Science diplomacy: Balancing international scientific collaboration and national security


Dr. Vivek Goel

University of Waterloo

President and Vice-Chancellor

Charmaine B. Dean

University of Waterloo

Vice-President, Research & International

Disclaimer: The French version of this editorial has been auto-translated and has not been approved by the author.

2023 is on track to become the hottest year on record with unprecedented forest fires, flooding and tropical storms around the planet. The world is still facing the consequences of the global COVID-19 pandemic.  The cost-of-living crisis is growing more and more severe. There is biodiversity loss and substantial global risk of ecosystem collapse.

Complex global challenges cannot be tackled by siloed efforts. We know we need a united front and high-level international scientific cooperation; we need to reach out beyond our fields of study, our institutions, and our countries to embrace the collective pursuit of knowledge.

We need to embrace scientific collaboration on the international stage to address global challenges.

However, we also face armed conflicts in many parts of the world and increasing tensions between many countries.  Tensions are increasing between Canada and countries with which we had been building relations.  We must certainly all work to protect the best interests of Canada. How do we continue to pursue scientific collaborations that will help address global challenges while protecting our national interests?  There are so many widespread challenges that require us coming together as a global community to tackle, bringing creativity and diversity of solutions to the table to help us navigate forward.

An important answer is science diplomacy. Our international research relationships need to fall under this framework.

Science diplomacy offers a country-agnostic, non-political path forward on shared goals. It can provide the expertise needed to underpin a bi-national treaty on clean water, support the work of global disease monitoring or facilitate international student exchanges. When space agencies come together for complex multi-national projects, their respective governments draw up the necessary legal agreements. And when diplomatic ties are under pressure, joint research efforts keep dialogue open.

International scientific collaboration is a driver of science diplomacy.

In 1976, a report by the United States National Academy of Sciences began to solidify scientific consensus that ozone layer depletion was primarily driven by chlorine-containing source gases – primarily CFCs and related halocarbons. Consequently, a few countries, Canada included, eliminated the use of CFCs in aerosol containers. However, it would take further science-informed political wrangling and a very successful public education campaign focused on easy-to-understand concepts and plain language to turn the tide on global policy.

In 1987, the United Nations’ Montreal Protocol on Substances that Deplete the Ozone Layer was ratified. As a result of this remarkable intervention and the global cooperation required for success, the ozone layer is now projected to recover by the middle of this century. Without this international treaty in place, ozone depletion would have increased tenfold by 2050 with far-reaching and disastrous consequences.

This is an example of science diplomacy.

In a climate of rising geopolitical tensions, we must find a way forward with science diplomacy.
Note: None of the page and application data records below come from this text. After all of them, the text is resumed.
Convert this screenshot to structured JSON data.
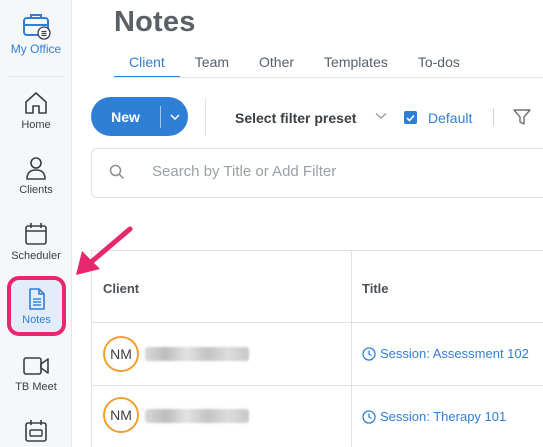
{
  "sidebar": {
    "my_office": "My Office",
    "items": [
      {
        "label": "Home",
        "icon": "home-icon"
      },
      {
        "label": "Clients",
        "icon": "person-icon"
      },
      {
        "label": "Scheduler",
        "icon": "calendar-icon"
      },
      {
        "label": "Notes",
        "icon": "document-icon"
      },
      {
        "label": "TB Meet",
        "icon": "video-icon"
      }
    ]
  },
  "header": {
    "title": "Notes",
    "tabs": [
      "Client",
      "Team",
      "Other",
      "Templates",
      "To-dos"
    ],
    "active_tab": "Client"
  },
  "toolbar": {
    "new_label": "New",
    "preset_label": "Select filter preset",
    "default_label": "Default",
    "default_checked": true
  },
  "search": {
    "placeholder": "Search by Title or Add Filter"
  },
  "table": {
    "columns": [
      "Client",
      "Title"
    ],
    "rows": [
      {
        "initials": "NM",
        "title": "Session: Assessment 102"
      },
      {
        "initials": "NM",
        "title": "Session: Therapy 101"
      }
    ]
  },
  "colors": {
    "accent": "#2f7fd6",
    "highlight": "#e8286e",
    "avatar_ring": "#f0a030"
  }
}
Following the Second World War with the rise of multi-lateral institutions, governments actively encouraged universities and other institutions to form partnerships with countries across the globe. Binding together economies and cultures was viewed not only as an opportunity for learning and exchange but also as a bulwark against international conflict.

The recent extension of the joint US and China science and technology agreement is a good example of forging ahead despite significant headwinds. The agreement, first signed in 1979, was considered a turning point in diplomatic relations between the two nations. While the agreement will need to be renegotiated in six months and its future remains precarious, the signing of the extension is itself a gesture of goodwill.  The European Union is keeping a close eye on what happens next as it navigates a similar balance on pursuing areas of mutual interest with China while pausing more sensitive endeavors.

Engagement with dynamic and ambitious countries is essential if we are to address global challenges. It’s abundantly clear that the Canadian science and technology sector has benefitted immeasurably from this kind of exchange. To be left out of international collaborations is to be left behind, particularly with respect to innovation. We need to strike the right balance between safeguarding sensitive areas of Canadian research and intellectual property and working with the international community in areas of mutual concern. Solving humanity’s most pressing challenges – from preventing the next pandemic to tackling the climate crisis – will require nimble science diplomacy and universities need to continue to build bridges when and where possible.

Some of the best science is done in collaboration with others, whether it is with colleagues across the hall or on the other side of the world. Sharing diverse perspectives helps to unlock new insights and drive innovation. Only through these exchanges will we continue to build a more robust and resilient world.